Turns out a columnist for The Eagle, Dalton Delan, had been a longtime executive vice president and chief programming officer of the famed public broadcasting station WETA, in Washington, D.C. Before leaving in 2019 to found the media company One Mind, Delan helped launch Well Beings, a national campaign that seeks to demystify and destigmatize physical and mental health through storytelling.
He also helped spearhead what became his friend Ken Burns’ most recent documentary, an unfiltered look at the youth mental health crisis called “Hiding in Plain Sight: Youth Mental Illness,” which debuted June 27 and 28 on PBS.
With Well Beings’ assistance — or insistence — the “Up on the Roof” PSA was featured earlier this month as part of NAMI’s virtual “NAMICon 2022,” one of the nation’s largest gatherings of leaders and advocates in the mental health community.
That provided the public exposure for which Morris and her team had longed. Incidentally, it was Delan who arranged a White House screening of the Burns’ documentary June 23, and that’s how the White House invitations came about for Morris.
She was honored. Still, she demurred, instead giving her tickets for the screening to someone who would most appreciate them: her newest friend, Ali Borowsky, the 31-year-old founder of Finding Your Anchor.
Borowski first attempted suicide in eighth grade. She last attempted suicide five years ago, before she devoted herself to finding a better way to address suicide prevention than the cold, clinical experiences she had endured.
A graphic designer, she put together what has become Find Your Anchor’s signature little blue boxes. Packed with various materials designed to inspire, comfort and offer support, the boxes are intended to be left in public places or given as gifts to those in despair.
To date, 38,000 boxes have made their way around the world.
“In the height of my darkness, my fundamental core belief was that nobody would care if I was gone,” Borowsky said in a phone interview from her home in Orange County, Calif. “So, I wanted to create something that shows you that a stranger cares about you. If you know that a stranger cares about you, maybe you won’t find it so hard to believe that your friends and family do as well.”
Before First Lady Jill Biden addressed the crowd June 23, a Thursday, in the East Room, before Ken Burns introduced his new documentary, before Borowsky and her fiancée, Morgan, felt at ease enough to wander the White House taking photos of their little blue boxes beside historical portraits of Abe Lincoln and Jacqueline Kennedy, the couple stepped across the threshold of The People’s House, two nervous wrecks.
A uniformed officer had the good sense to approach them.
“Hello,” she said to the couple. “Welcome to the White House.”
“Oh, my God,” Borowsky said.
Editor's note: Amanda Sherman's title has been corrected.
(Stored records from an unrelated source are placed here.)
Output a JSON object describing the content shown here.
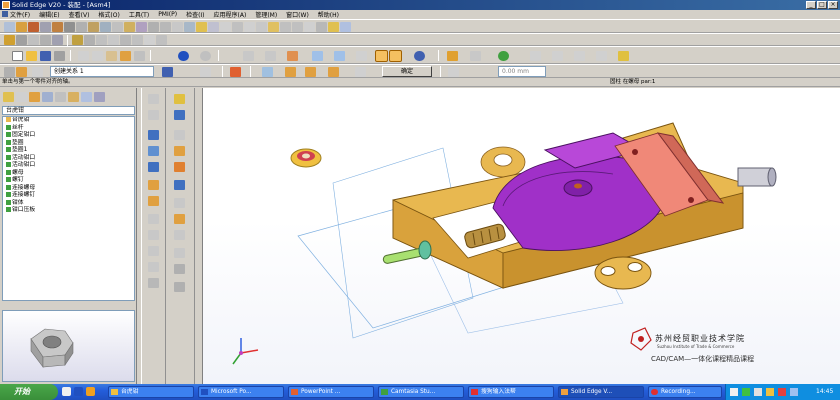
{
  "window": {
    "title": "Solid Edge V20 - 装配 - [Asm4]",
    "controls": [
      "_",
      "□",
      "×"
    ]
  },
  "menu": [
    "文件(F)",
    "编辑(E)",
    "查看(V)",
    "格式(O)",
    "工具(T)",
    "PMI(P)",
    "检查(I)",
    "应用程序(A)",
    "管理(M)",
    "窗口(W)",
    "帮助(H)"
  ],
  "ribbon": {
    "relation_label": "创建关系 1",
    "confirm_label": "确定",
    "offset_value": "0.00 mm"
  },
  "prompt": {
    "left": "单击与第一个零件对齐的轴。",
    "right": "固柱 在螺母 par:1"
  },
  "tree": {
    "dropdown": "台虎钳",
    "items": [
      "台虎钳",
      "丝杆",
      "固定钳口",
      "垫圈",
      "垫圈1",
      "活动钳口",
      "活动钳口",
      "螺母",
      "螺钉",
      "连接螺母",
      "连接螺钉",
      "钳体",
      "钳口压板"
    ]
  },
  "watermark": {
    "school": "苏州经贸职业技术学院",
    "school_en": "Suzhou Institute of Trade & Commerce",
    "course": "CAD/CAM—一体化课程精品课程"
  },
  "taskbar": {
    "start": "开始",
    "tasks": [
      "台虎钳",
      "Microsoft Po...",
      "PowerPoint ...",
      "Camtasia Stu...",
      "搜狗输入法帮",
      "Solid Edge V...",
      "Recording..."
    ],
    "clock": "14:45"
  },
  "colors": {
    "part_gold": "#e8b850",
    "part_purple": "#a030c8",
    "part_salmon": "#f08878",
    "accent_blue": "#245edb"
  }
}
A paragraph that referred to compensation for the project's crew and performers has been updated.